In the first post of this series, I went over copywriting in general, a broad topic. Next, we drilled down into what copywriting is. For today’s post, we’ll discuss different venues you can pitch to companies for which we hope they’ll hire you, the expert, to write.
Categories of Copywriting
Usually, people who aren’t familiar with the topic have one or two types that come to mind when they think of “copywriting.” There are a lot of places you’ll see copywriting examples, many of which you may not even have been considered copywriting. The more types you can think of, the more types you can sell to clients.
Copywriting projects usually fall into one of two broad categories: short form and long form.
- Product catalog entries – the descriptions in the junk mail booklets from department stores or electronics stores, or in the weekly grocery store sales booklets. These are usually just a paragraph or two describing the product and its features. The key is to make its best features stand out while still providing enough general information on the product overall.
- Magazine Ad Copy – Companies advertise in magazines, newspapers, and trade journals all the time. You might think of the multi-million dollar ads for a famous perfume line in Cosmopolitan, but did you know that almost every county has its own paper? Everything from accounting to zoology has trade journals. Most regions have a local magazine, as well! If you research your local advertising venues, you can pitch relevant local businesses on posting an advertisement, for which you will write the ad copy. They’re not professional copywriters, and the small investment in your service can pay for itself many times over with an effective ad.
- Banner and Box Ads Online – Most of these are specific to one of a few services that process banner and box ads online, but many of the bigger websites take sales directly. If you research which websites or companies offer the best terms, you can pitch companies directly to write their ad copy. You’ll want to read a book to refamiliarize yourself with the terminology, such as PPC (pay-per-click), so that you can tell which opportunities are truly the best. Getting a client to pay $10 for 1,000 impressions is nearly a waste of their money, but getting them to pay $10 for 1,000 clicks or signups is a much better deal, for example.
- Company fliers – For small local businesses, this is a superb value, but they may not have ever thought of it. You write the content, taking up most of a page but leaving room for graphics, headlines, logos, and company information. This could be technical, it could promote a sale, or it could be something wildly creative that seems unrelated to the client until you connect the dots at the end. Then you hire someone at Fiverr to lay it out into a visually-appealing one-page flier and the client will then have it printed and distributed to people’s doors, businesses, or windshields.

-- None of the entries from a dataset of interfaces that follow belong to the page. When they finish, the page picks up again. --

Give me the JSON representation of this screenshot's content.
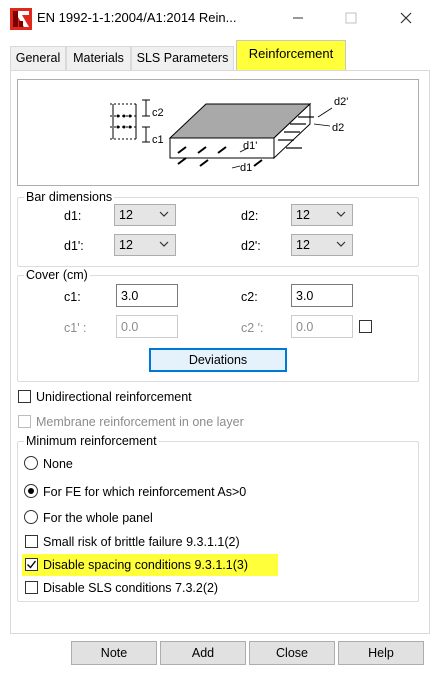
{
  "window": {
    "title": "EN 1992-1-1:2004/A1:2014 Rein...",
    "icon": "app-red-icon",
    "controls": [
      "minimize-icon",
      "maximize-icon",
      "close-icon"
    ]
  },
  "tabs": [
    {
      "label": "General",
      "active": false
    },
    {
      "label": "Materials",
      "active": false
    },
    {
      "label": "SLS Parameters",
      "active": false
    },
    {
      "label": "Reinforcement",
      "active": true
    }
  ],
  "diagram": {
    "labels": {
      "c2": "c2",
      "c1": "c1",
      "d2p": "d2'",
      "d2": "d2",
      "d1p": "d1'",
      "d1": "d1"
    }
  },
  "bar_dimensions": {
    "title": "Bar dimensions",
    "d1": {
      "label": "d1:",
      "value": "12"
    },
    "d2": {
      "label": "d2:",
      "value": "12"
    },
    "d1p": {
      "label": "d1':",
      "value": "12"
    },
    "d2p": {
      "label": "d2':",
      "value": "12"
    }
  },
  "cover": {
    "title": "Cover (cm)",
    "c1": {
      "label": "c1:",
      "value": "3.0"
    },
    "c2": {
      "label": "c2:",
      "value": "3.0"
    },
    "c1p": {
      "label": "c1' :",
      "value": "0.0"
    },
    "c2p": {
      "label": "c2 ':",
      "value": "0.0"
    },
    "deviations_label": "Deviations"
  },
  "options": {
    "unidirectional": {
      "label": "Unidirectional reinforcement",
      "checked": false
    },
    "membrane": {
      "label": "Membrane reinforcement in one layer",
      "checked": false,
      "disabled": true
    }
  },
  "minimum": {
    "title": "Minimum reinforcement",
    "radio_none": "None",
    "radio_fe": "For FE for which reinforcement As>0",
    "radio_panel": "For the whole panel",
    "selected": "For FE for which reinforcement As>0",
    "brittle": {
      "label": "Small risk of brittle failure  9.3.1.1(2)",
      "checked": false
    },
    "spacing": {
      "label": "Disable spacing conditions 9.3.1.1(3)",
      "checked": true
    },
    "sls": {
      "label": "Disable SLS conditions 7.3.2(2)",
      "checked": false
    }
  },
  "footer": {
    "note": "Note",
    "add": "Add",
    "close": "Close",
    "help": "Help"
  },
  "colors": {
    "highlight": "#ffff3a",
    "focus_border": "#0078d7",
    "app_icon": "#e1261c"
  }
}
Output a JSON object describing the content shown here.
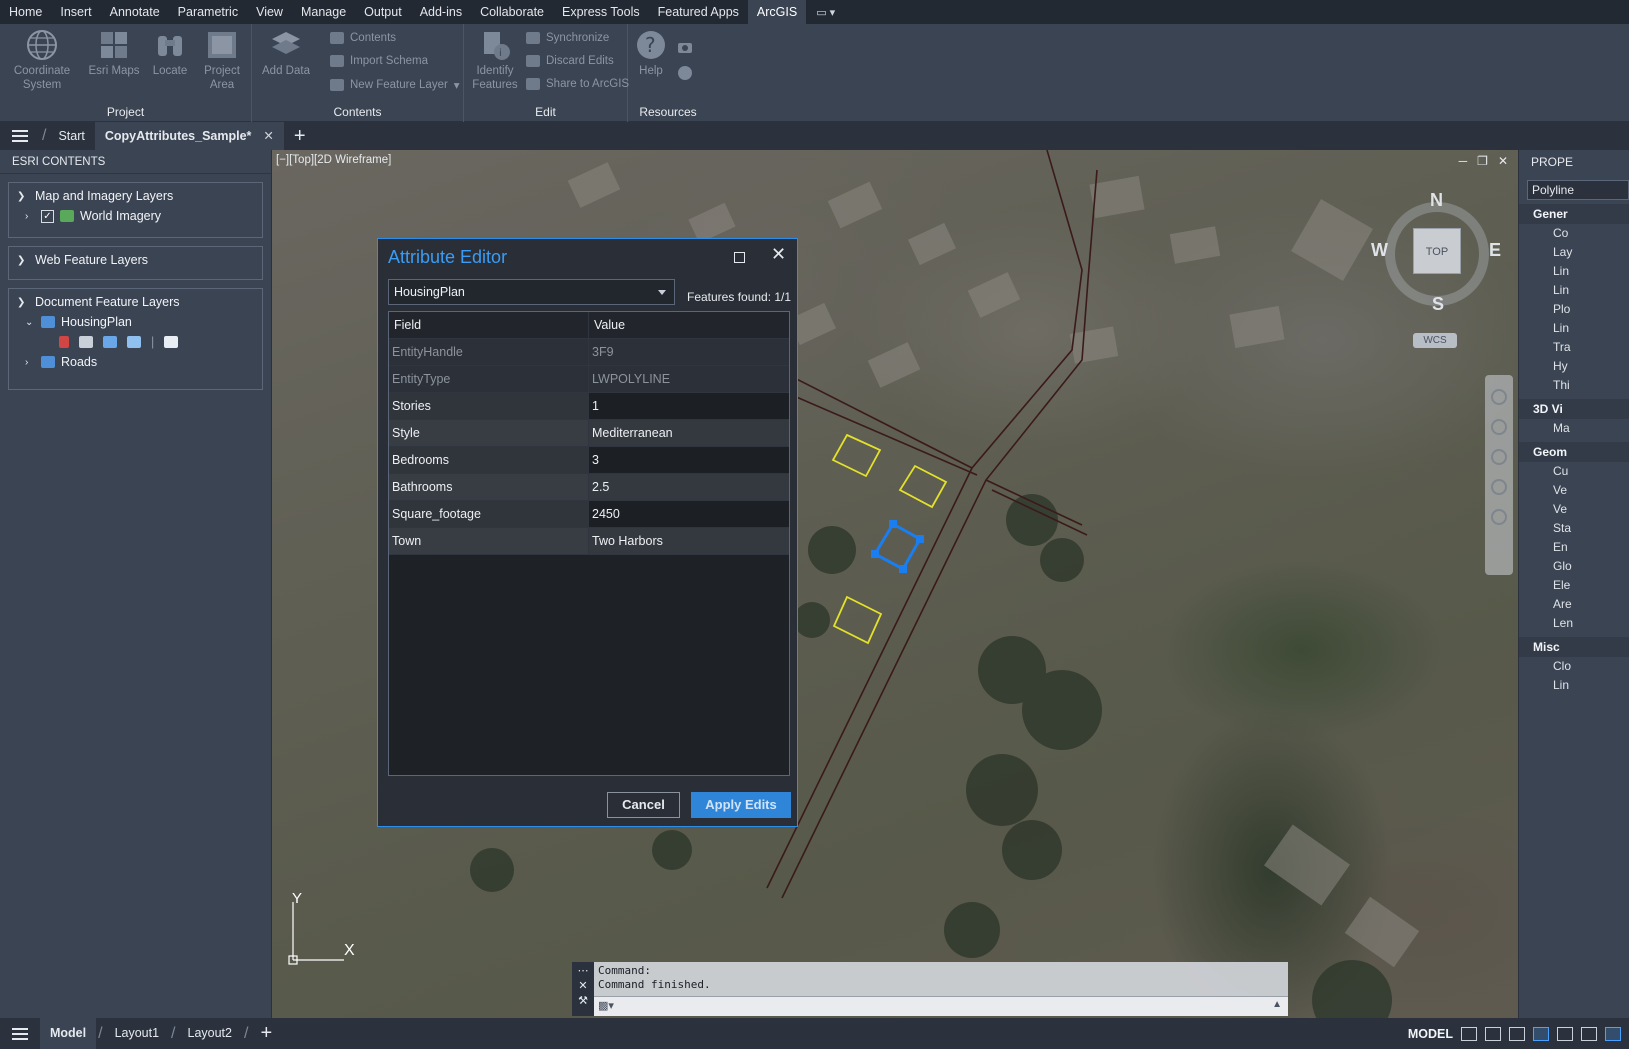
{
  "menu": {
    "items": [
      "Home",
      "Insert",
      "Annotate",
      "Parametric",
      "View",
      "Manage",
      "Output",
      "Add-ins",
      "Collaborate",
      "Express Tools",
      "Featured Apps",
      "ArcGIS"
    ],
    "active": "ArcGIS"
  },
  "ribbon": {
    "project": {
      "label": "Project",
      "coordinate_system": "Coordinate System",
      "esri_maps": "Esri Maps",
      "locate": "Locate",
      "project_area": "Project Area"
    },
    "contents": {
      "label": "Contents",
      "add_data": "Add Data",
      "contents": "Contents",
      "import_schema": "Import Schema",
      "new_feature_layer": "New Feature Layer"
    },
    "edit": {
      "label": "Edit",
      "identify_features": "Identify Features",
      "synchronize": "Synchronize",
      "discard_edits": "Discard Edits",
      "share_to_arcgis": "Share to ArcGIS"
    },
    "resources": {
      "label": "Resources",
      "help": "Help"
    }
  },
  "doc_tabs": {
    "start": "Start",
    "current": "CopyAttributes_Sample*"
  },
  "esri_contents": {
    "title": "ESRI CONTENTS",
    "map_imagery": {
      "title": "Map and Imagery Layers",
      "layer": "World Imagery"
    },
    "web_feature": {
      "title": "Web Feature Layers"
    },
    "document_feature": {
      "title": "Document Feature Layers",
      "housing": "HousingPlan",
      "roads": "Roads"
    }
  },
  "viewport": {
    "label": "[−][Top][2D Wireframe]",
    "viewcube": {
      "top": "TOP",
      "n": "N",
      "s": "S",
      "e": "E",
      "w": "W",
      "wcs": "WCS"
    },
    "ucs_x": "X",
    "ucs_y": "Y"
  },
  "command_line": {
    "line1": "Command:",
    "line2": "Command finished."
  },
  "properties": {
    "title": "PROPE",
    "selected": "Polyline",
    "cat_general": "Gener",
    "general_props": [
      "Co",
      "Lay",
      "Lin",
      "Lin",
      "Plo",
      "Lin",
      "Tra",
      "Hy",
      "Thi"
    ],
    "cat_3d": "3D Vi",
    "props_3d": [
      "Ma"
    ],
    "cat_geometry": "Geom",
    "geometry_props": [
      "Cu",
      "Ve",
      "Ve",
      "Sta",
      "En",
      "Glo",
      "Ele",
      "Are",
      "Len"
    ],
    "cat_misc": "Misc",
    "misc_props": [
      "Clo",
      "Lin"
    ]
  },
  "status": {
    "model_tab": "Model",
    "layout1": "Layout1",
    "layout2": "Layout2",
    "space": "MODEL"
  },
  "attribute_editor": {
    "title": "Attribute Editor",
    "layer": "HousingPlan",
    "features_found": "Features found: 1/1",
    "col_field": "Field",
    "col_value": "Value",
    "rows": [
      {
        "field": "EntityHandle",
        "value": "3F9",
        "readonly": true
      },
      {
        "field": "EntityType",
        "value": "LWPOLYLINE",
        "readonly": true
      },
      {
        "field": "Stories",
        "value": "1",
        "readonly": false
      },
      {
        "field": "Style",
        "value": "Mediterranean",
        "readonly": false
      },
      {
        "field": "Bedrooms",
        "value": "3",
        "readonly": false
      },
      {
        "field": "Bathrooms",
        "value": "2.5",
        "readonly": false
      },
      {
        "field": "Square_footage",
        "value": "2450",
        "readonly": false
      },
      {
        "field": "Town",
        "value": "Two Harbors",
        "readonly": false
      }
    ],
    "cancel": "Cancel",
    "apply": "Apply Edits"
  },
  "colors": {
    "accent": "#2c8ee8",
    "parcel_outline": "#e3e12a",
    "selected_parcel": "#1a7df0",
    "road_lines": "#3a1a1a"
  }
}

- Sales Brochures – You’ll basically use the company’s website for content (which you’ll rewrite) to fill a small brochure. Typically, these are included in packages when the business ships a purchase to their customers. The content covers the business, the market, and a wide range of their products.
- Product Descriptions – Many small companies do a lot of their sales online through the Amazon marketplace. Someone has to write the content for these advertisement pages, and it might as well be you! Being online, they end with a call to action, but the sales copy has to lead the reader inevitably toward the decision to click the “add to cart” button. There are a lot of really bad Amazon sales pages out there. It’s usually simple to contact them via email and just ask how well their page converts (how many people buy after seeing the page), and suggest that you can rewrite their copy to increase sales conversions.
- Product Web Pages – You’ve clicked the link in an exciting email offer before, I’m sure. These often take people to a long web page that includes an argument about how terrible some problem is, details the features of the ideal solution, describes their product as solving these problems with the best possible features, continues into a segment with customer testimonials, and then finishes with the offer itself (usually at a huge discount) and then has a P.S. section that talks about what great freebies customers get if they order in the next ten hours. Right? Those are long-form sales pages, and if you can write those in such a way that customers make money, you can sell that talent all day long.
- Email Sales (SPAM) – Remember in the last segment when you clicked the email link that took you to the long-form sales page? That email is written by a copywriter. If you save the ones you found compelling, you can analyze what features those emails share. A tone? A design? Short or long paragraphs? Every detail matters, but if you familiarize yourself with what works, you can then sell your services to write email content for your customer’s sales funnels.
There are certainly other types of copywriting. The more creative you get, the better! The best way of getting familiar with these types of copywriting is to read books specific to that channel. Books on email sales letters. Books on Amazon product sales. And so on. The next best is to examine whatever it was that has motivated you to make purchases before. Did you buy something from an Amazon sales page? At what point did you decide to buy, and why? Then copy (and eventually improve on) whatever formula got you to buy.
In the next segment, we’ll evaluate the common features of copywriting content–the tools of the trade that get people to buy. Because if you can write in a way that makes money for your client, they’ll keep giving you money to do it.